[Start of section]

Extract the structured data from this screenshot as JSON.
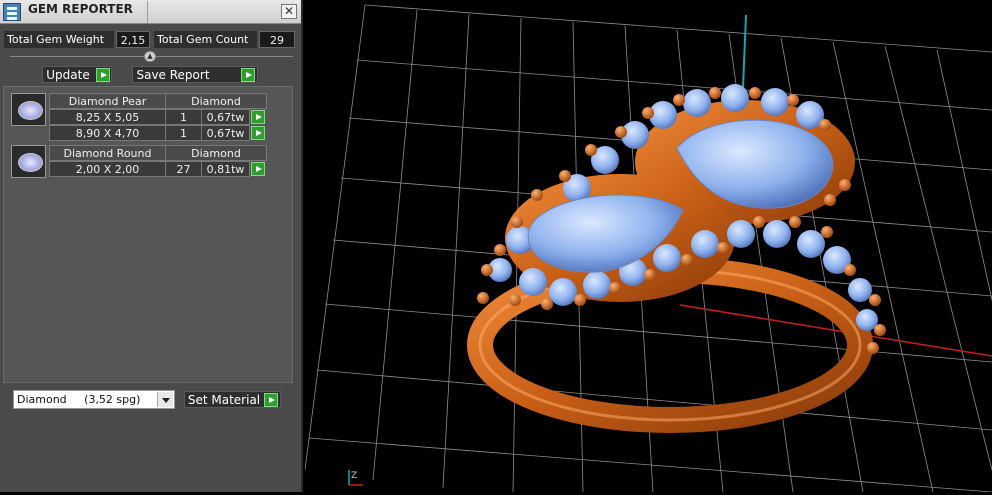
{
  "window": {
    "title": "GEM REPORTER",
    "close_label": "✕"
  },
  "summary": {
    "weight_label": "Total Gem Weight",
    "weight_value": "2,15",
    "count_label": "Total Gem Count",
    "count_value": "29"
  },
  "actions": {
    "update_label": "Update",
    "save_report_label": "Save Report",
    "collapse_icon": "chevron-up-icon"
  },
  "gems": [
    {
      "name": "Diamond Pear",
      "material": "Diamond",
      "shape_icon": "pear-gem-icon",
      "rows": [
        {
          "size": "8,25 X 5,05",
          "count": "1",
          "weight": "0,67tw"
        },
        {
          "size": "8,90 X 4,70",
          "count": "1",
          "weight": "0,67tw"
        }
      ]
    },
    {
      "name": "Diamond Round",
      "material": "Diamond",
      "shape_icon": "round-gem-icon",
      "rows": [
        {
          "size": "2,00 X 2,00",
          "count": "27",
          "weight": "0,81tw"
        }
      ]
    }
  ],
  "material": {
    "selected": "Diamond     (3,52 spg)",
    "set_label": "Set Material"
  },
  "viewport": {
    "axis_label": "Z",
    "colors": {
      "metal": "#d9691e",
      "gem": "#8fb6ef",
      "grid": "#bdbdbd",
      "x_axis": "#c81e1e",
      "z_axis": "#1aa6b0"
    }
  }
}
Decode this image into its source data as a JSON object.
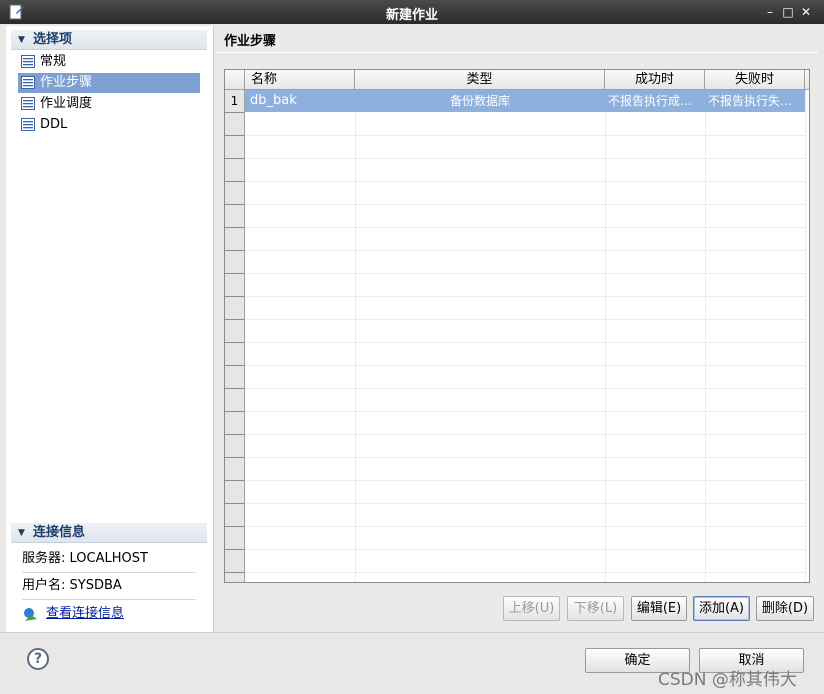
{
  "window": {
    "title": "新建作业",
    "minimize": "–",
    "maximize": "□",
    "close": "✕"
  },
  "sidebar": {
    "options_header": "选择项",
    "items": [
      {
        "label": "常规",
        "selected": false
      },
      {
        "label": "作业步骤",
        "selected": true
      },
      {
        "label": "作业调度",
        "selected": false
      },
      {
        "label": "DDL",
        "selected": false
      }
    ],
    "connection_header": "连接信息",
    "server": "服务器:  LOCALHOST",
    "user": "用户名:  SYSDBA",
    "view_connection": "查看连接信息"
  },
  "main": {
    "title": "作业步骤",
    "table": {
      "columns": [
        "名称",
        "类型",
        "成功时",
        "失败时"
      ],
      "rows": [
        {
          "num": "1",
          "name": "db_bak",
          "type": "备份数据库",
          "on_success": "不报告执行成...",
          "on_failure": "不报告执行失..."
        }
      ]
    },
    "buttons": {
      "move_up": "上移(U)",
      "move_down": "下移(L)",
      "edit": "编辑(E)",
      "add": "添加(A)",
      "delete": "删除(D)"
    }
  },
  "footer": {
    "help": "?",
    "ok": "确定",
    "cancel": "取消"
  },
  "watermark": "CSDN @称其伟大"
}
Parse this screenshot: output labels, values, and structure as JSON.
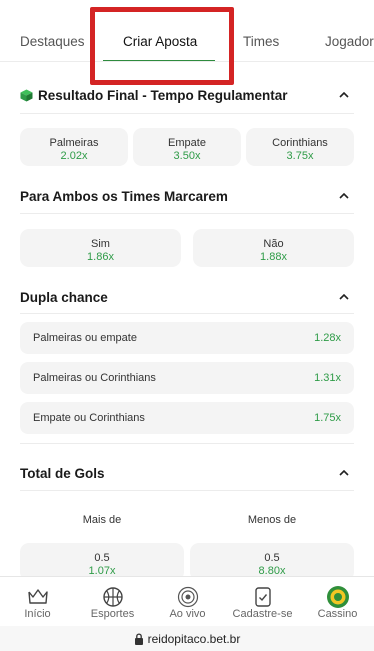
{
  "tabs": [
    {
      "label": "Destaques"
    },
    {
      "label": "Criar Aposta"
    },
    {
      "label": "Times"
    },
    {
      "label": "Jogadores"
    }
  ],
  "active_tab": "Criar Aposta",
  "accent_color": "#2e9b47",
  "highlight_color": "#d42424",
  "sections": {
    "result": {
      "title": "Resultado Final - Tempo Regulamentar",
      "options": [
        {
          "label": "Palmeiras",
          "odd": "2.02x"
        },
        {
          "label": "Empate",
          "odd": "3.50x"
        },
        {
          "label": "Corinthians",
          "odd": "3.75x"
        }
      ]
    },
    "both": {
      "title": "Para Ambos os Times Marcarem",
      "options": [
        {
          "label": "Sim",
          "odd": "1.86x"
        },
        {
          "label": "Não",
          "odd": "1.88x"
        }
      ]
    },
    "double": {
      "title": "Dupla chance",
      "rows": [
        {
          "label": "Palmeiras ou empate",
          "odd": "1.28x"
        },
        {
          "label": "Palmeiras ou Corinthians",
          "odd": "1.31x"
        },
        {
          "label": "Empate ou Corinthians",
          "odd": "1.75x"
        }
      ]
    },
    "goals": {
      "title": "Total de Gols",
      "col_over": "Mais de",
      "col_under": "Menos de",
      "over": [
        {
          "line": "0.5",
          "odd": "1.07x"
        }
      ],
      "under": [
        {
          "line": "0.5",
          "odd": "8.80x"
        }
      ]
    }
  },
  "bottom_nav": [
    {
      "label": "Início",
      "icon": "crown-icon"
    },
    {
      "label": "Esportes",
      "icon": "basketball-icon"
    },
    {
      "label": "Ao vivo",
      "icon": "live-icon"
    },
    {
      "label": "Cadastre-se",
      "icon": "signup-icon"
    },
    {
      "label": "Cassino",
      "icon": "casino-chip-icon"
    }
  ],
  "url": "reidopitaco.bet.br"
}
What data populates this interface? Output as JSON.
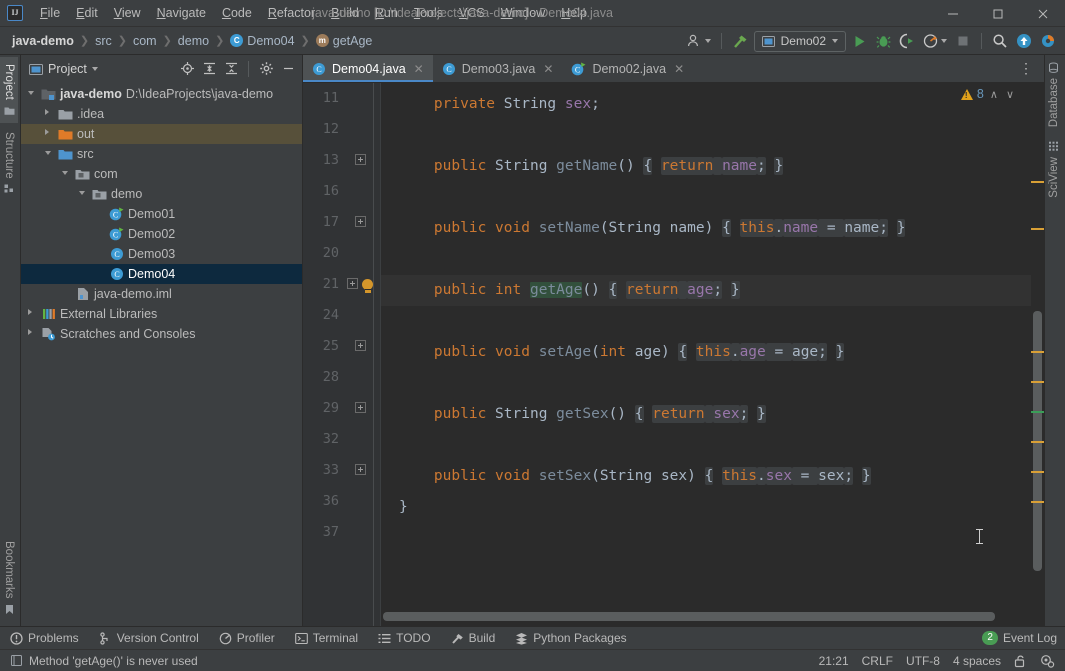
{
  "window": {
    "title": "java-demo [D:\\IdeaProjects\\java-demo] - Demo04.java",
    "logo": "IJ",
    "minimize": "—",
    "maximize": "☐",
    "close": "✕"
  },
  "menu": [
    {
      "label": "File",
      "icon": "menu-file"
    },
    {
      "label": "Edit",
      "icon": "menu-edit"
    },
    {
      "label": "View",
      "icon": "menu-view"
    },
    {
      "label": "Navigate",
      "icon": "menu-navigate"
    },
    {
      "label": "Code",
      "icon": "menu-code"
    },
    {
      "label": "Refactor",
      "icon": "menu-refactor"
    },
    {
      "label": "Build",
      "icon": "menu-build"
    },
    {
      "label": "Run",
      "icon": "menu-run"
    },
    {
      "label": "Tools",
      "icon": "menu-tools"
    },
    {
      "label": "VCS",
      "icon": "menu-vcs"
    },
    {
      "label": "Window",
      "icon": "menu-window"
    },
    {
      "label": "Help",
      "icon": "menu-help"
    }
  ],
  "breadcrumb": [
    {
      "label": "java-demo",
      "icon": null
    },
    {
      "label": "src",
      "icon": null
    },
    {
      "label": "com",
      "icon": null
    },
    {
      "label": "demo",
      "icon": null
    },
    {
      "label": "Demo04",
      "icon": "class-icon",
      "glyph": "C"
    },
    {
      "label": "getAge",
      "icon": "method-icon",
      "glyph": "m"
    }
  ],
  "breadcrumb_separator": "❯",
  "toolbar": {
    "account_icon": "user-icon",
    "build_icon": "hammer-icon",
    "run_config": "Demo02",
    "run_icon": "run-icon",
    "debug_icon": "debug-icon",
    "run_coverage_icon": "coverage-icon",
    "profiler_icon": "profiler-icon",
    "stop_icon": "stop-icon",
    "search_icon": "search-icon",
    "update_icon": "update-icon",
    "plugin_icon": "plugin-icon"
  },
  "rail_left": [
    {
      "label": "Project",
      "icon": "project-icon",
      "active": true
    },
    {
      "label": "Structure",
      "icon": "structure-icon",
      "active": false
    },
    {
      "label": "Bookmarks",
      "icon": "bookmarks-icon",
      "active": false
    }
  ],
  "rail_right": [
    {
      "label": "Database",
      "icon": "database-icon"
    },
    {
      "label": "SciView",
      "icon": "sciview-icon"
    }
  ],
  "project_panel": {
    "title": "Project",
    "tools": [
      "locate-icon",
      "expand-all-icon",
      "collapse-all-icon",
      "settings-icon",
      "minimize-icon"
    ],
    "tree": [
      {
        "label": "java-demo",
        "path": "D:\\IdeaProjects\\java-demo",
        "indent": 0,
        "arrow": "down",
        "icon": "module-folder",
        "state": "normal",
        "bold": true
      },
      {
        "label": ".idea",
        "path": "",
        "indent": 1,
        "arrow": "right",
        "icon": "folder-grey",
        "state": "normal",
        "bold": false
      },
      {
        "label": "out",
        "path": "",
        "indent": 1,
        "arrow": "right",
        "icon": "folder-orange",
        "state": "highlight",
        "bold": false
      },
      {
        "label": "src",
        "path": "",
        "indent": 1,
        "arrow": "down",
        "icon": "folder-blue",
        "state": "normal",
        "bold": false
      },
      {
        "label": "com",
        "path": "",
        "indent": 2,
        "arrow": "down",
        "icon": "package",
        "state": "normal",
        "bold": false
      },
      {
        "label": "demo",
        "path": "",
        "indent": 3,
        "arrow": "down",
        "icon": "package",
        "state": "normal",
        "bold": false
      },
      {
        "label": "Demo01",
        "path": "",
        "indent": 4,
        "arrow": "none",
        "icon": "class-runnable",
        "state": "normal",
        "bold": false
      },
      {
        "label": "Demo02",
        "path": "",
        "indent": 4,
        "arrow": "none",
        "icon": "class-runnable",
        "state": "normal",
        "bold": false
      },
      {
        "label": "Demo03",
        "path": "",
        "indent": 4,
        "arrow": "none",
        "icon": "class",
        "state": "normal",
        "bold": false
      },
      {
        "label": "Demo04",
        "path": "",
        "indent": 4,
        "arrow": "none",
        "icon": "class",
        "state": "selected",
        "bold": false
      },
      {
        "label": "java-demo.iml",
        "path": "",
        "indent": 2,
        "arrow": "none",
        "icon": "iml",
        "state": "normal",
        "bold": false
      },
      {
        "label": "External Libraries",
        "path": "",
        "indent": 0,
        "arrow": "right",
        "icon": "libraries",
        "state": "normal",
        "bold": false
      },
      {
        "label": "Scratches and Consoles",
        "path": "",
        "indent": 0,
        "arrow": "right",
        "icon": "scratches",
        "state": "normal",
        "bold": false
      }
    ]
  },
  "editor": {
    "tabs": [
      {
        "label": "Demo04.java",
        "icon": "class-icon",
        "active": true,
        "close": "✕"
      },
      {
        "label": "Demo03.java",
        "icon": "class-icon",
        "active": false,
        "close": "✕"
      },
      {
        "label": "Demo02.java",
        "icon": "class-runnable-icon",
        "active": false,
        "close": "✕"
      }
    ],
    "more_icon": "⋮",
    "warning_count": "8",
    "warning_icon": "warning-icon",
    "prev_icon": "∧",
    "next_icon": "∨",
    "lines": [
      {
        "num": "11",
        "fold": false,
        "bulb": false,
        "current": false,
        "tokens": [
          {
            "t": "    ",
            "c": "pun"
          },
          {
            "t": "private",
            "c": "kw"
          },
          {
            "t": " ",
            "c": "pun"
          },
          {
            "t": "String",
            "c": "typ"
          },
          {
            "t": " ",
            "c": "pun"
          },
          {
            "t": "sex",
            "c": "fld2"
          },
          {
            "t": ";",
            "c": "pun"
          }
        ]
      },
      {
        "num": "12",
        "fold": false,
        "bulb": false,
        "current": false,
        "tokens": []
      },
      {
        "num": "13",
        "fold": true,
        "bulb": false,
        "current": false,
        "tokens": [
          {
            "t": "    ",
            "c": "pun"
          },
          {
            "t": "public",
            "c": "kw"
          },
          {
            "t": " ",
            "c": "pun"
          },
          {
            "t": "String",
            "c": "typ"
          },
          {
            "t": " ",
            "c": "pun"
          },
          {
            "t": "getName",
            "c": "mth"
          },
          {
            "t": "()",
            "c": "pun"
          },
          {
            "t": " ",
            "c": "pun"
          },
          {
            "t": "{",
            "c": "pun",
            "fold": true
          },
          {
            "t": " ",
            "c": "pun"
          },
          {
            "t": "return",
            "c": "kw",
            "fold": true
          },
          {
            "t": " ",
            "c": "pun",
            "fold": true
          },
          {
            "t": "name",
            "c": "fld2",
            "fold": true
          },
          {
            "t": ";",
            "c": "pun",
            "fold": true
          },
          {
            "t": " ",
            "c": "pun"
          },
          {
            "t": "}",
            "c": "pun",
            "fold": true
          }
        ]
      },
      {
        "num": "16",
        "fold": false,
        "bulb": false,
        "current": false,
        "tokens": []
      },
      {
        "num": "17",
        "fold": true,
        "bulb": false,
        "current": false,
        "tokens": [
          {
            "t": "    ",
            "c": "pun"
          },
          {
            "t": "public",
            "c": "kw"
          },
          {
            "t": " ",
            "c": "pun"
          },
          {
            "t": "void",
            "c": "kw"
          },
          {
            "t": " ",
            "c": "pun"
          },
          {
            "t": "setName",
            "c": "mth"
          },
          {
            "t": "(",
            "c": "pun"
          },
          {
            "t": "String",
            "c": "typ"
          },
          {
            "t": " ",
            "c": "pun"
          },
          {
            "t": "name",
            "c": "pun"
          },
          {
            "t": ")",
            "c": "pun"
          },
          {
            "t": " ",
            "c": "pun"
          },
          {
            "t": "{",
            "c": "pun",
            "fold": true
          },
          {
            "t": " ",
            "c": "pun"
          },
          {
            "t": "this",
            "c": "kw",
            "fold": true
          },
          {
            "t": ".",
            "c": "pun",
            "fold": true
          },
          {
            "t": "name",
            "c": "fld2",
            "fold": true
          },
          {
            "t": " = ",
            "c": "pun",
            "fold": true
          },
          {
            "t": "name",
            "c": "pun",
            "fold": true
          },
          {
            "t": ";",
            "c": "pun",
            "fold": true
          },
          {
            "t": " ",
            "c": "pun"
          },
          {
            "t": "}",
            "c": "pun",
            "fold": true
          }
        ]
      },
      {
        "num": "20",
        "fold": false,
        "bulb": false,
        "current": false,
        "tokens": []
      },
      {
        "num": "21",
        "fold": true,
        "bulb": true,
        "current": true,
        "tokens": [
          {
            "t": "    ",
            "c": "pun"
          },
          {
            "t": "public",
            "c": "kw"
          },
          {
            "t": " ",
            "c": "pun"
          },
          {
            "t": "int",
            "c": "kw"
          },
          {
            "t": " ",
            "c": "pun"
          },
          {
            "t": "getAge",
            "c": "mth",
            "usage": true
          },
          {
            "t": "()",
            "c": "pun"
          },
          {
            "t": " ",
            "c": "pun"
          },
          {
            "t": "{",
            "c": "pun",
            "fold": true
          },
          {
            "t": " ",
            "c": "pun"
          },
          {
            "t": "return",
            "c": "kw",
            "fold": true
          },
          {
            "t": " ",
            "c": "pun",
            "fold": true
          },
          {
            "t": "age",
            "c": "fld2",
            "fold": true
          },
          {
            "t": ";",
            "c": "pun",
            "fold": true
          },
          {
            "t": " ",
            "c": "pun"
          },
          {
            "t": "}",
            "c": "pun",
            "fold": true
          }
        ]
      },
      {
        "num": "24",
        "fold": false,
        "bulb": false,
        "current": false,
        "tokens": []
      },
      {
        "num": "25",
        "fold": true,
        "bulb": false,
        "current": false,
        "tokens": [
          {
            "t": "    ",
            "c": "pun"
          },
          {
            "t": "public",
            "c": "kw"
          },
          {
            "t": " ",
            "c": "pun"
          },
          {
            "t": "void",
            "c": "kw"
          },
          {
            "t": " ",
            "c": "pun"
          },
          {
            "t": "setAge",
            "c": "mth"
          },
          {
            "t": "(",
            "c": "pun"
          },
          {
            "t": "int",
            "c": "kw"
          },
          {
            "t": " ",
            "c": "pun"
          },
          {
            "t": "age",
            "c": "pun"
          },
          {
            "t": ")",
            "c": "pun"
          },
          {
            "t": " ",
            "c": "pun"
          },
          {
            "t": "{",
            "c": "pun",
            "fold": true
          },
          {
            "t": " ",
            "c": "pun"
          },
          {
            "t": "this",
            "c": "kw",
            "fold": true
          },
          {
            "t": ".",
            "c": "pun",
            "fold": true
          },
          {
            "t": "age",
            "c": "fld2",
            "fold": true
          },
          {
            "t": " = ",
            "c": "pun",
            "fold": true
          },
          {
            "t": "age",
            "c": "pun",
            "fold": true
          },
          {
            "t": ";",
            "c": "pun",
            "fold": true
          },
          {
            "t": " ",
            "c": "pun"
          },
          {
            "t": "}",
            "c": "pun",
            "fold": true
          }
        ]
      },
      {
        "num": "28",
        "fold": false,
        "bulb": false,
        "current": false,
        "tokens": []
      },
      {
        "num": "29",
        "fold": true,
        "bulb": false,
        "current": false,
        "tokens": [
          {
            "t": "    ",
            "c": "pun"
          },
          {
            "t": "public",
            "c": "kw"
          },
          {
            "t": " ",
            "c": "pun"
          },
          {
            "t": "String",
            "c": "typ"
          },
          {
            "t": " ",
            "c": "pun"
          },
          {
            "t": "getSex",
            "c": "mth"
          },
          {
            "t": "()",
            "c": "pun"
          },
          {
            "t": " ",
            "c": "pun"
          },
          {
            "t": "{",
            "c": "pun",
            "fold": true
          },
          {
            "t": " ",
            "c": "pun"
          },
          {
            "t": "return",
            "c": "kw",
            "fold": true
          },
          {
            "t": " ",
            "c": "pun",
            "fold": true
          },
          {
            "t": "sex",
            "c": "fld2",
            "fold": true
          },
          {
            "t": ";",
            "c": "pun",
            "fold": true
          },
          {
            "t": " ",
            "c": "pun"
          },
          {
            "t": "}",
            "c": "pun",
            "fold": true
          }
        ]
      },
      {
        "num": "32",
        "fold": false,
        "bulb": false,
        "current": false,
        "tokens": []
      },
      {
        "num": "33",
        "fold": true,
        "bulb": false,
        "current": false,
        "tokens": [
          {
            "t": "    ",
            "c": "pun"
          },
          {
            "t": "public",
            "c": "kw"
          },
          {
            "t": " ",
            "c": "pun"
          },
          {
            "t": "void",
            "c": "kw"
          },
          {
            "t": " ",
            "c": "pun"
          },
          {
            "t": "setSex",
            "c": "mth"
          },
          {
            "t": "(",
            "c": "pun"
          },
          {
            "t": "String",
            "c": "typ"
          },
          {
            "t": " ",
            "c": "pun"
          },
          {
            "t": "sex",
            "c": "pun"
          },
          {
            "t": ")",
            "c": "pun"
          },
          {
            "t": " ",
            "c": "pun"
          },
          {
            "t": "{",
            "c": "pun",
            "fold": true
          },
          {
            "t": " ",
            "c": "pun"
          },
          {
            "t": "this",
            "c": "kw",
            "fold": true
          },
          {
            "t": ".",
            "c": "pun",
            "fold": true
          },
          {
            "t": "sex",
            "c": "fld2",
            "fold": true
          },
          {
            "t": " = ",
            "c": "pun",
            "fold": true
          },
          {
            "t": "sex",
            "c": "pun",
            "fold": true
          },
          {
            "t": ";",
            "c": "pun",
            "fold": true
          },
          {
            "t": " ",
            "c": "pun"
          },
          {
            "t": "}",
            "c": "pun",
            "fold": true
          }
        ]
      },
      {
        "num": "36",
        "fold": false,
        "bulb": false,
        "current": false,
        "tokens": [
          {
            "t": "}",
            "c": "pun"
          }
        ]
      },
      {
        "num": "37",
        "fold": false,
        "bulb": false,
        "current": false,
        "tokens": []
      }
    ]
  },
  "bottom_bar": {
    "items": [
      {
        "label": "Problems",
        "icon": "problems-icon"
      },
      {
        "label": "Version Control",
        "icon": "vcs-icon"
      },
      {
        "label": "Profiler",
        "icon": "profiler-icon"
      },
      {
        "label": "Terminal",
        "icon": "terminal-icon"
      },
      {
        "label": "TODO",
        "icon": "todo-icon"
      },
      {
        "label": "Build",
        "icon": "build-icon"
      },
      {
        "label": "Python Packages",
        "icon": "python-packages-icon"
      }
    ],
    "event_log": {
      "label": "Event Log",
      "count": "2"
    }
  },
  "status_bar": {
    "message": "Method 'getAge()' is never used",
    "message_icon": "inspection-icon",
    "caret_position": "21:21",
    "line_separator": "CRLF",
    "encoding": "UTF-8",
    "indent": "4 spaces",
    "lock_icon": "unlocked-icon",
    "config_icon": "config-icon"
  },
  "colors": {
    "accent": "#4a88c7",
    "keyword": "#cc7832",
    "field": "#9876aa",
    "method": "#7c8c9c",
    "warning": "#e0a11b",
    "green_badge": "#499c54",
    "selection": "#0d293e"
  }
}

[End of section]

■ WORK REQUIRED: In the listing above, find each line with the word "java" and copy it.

■ COMPLETED EXERCISE:
    "title": "java-demo [D:\\IdeaProjects\\java-demo] - Demo04.java",
      "label": "java-demo",
        "label": "java-demo",
        "path": "D:\\IdeaProjects\\java-demo",
        "label": "java-demo.iml",
        "label": "Demo04.java",
        "label": "Demo03.java",
        "label": "Demo02.java",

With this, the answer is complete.